TO DO: Write out all of the entries exactly as given.

Records from a collection:
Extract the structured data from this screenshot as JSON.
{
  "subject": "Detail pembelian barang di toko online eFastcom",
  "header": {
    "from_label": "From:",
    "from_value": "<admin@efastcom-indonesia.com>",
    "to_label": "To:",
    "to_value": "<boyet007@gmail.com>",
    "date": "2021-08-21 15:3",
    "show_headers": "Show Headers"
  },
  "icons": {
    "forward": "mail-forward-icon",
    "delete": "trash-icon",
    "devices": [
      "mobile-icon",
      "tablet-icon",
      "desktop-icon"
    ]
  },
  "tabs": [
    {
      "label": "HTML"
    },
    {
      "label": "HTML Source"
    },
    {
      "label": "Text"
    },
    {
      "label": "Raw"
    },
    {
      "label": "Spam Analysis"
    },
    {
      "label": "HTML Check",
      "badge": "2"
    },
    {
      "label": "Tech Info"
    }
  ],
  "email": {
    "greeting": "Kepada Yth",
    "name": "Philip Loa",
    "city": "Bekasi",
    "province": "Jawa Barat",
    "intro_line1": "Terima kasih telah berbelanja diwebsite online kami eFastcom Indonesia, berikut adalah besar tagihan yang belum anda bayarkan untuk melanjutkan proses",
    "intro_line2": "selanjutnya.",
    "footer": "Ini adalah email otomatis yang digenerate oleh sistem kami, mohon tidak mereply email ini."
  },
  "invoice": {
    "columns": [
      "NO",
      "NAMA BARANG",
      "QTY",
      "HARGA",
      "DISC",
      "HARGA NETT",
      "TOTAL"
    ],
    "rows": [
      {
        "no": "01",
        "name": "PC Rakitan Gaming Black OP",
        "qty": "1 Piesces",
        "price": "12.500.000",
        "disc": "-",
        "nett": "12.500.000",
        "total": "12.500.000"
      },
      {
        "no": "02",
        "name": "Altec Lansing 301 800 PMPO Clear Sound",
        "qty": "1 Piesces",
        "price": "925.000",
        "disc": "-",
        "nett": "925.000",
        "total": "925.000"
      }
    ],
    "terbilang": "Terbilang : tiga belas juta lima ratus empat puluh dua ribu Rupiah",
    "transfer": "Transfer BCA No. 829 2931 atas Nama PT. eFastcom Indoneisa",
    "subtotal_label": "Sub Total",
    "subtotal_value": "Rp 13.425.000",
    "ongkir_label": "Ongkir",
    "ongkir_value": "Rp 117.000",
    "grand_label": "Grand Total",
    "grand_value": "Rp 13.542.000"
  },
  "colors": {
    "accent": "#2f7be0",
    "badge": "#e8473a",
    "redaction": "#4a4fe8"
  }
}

ANSWER BELOW:
Extract the structured data from this screenshot as JSON.
{
  "subject": "Detail pembelian barang di toko online eFastcom",
  "header": {
    "from_label": "From:",
    "from_value": "<admin@efastcom-indonesia.com>",
    "to_label": "To:",
    "to_value": "<boyet007@gmail.com>",
    "date": "2021-08-21 15:3",
    "show_headers": "Show Headers"
  },
  "icons": {
    "forward": "mail-forward-icon",
    "delete": "trash-icon",
    "devices": [
      "mobile-icon",
      "tablet-icon",
      "desktop-icon"
    ]
  },
  "tabs": [
    {
      "label": "HTML"
    },
    {
      "label": "HTML Source"
    },
    {
      "label": "Text"
    },
    {
      "label": "Raw"
    },
    {
      "label": "Spam Analysis"
    },
    {
      "label": "HTML Check",
      "badge": "2"
    },
    {
      "label": "Tech Info"
    }
  ],
  "email": {
    "greeting": "Kepada Yth",
    "name": "Philip Loa",
    "city": "Bekasi",
    "province": "Jawa Barat",
    "intro_line1": "Terima kasih telah berbelanja diwebsite online kami eFastcom Indonesia, berikut adalah besar tagihan yang belum anda bayarkan untuk melanjutkan proses",
    "intro_line2": "selanjutnya.",
    "footer": "Ini adalah email otomatis yang digenerate oleh sistem kami, mohon tidak mereply email ini."
  },
  "invoice": {
    "columns": [
      "NO",
      "NAMA BARANG",
      "QTY",
      "HARGA",
      "DISC",
      "HARGA NETT",
      "TOTAL"
    ],
    "rows": [
      {
        "no": "01",
        "name": "PC Rakitan Gaming Black OP",
        "qty": "1 Piesces",
        "price": "12.500.000",
        "disc": "-",
        "nett": "12.500.000",
        "total": "12.500.000"
      },
      {
        "no": "02",
        "name": "Altec Lansing 301 800 PMPO Clear Sound",
        "qty": "1 Piesces",
        "price": "925.000",
        "disc": "-",
        "nett": "925.000",
        "total": "925.000"
      }
    ],
    "terbilang": "Terbilang : tiga belas juta lima ratus empat puluh dua ribu Rupiah",
    "transfer": "Transfer BCA No. 829 2931 atas Nama PT. eFastcom Indoneisa",
    "subtotal_label": "Sub Total",
    "subtotal_value": "Rp 13.425.000",
    "ongkir_label": "Ongkir",
    "ongkir_value": "Rp 117.000",
    "grand_label": "Grand Total",
    "grand_value": "Rp 13.542.000"
  },
  "colors": {
    "accent": "#2f7be0",
    "badge": "#e8473a",
    "redaction": "#4a4fe8"
  }
}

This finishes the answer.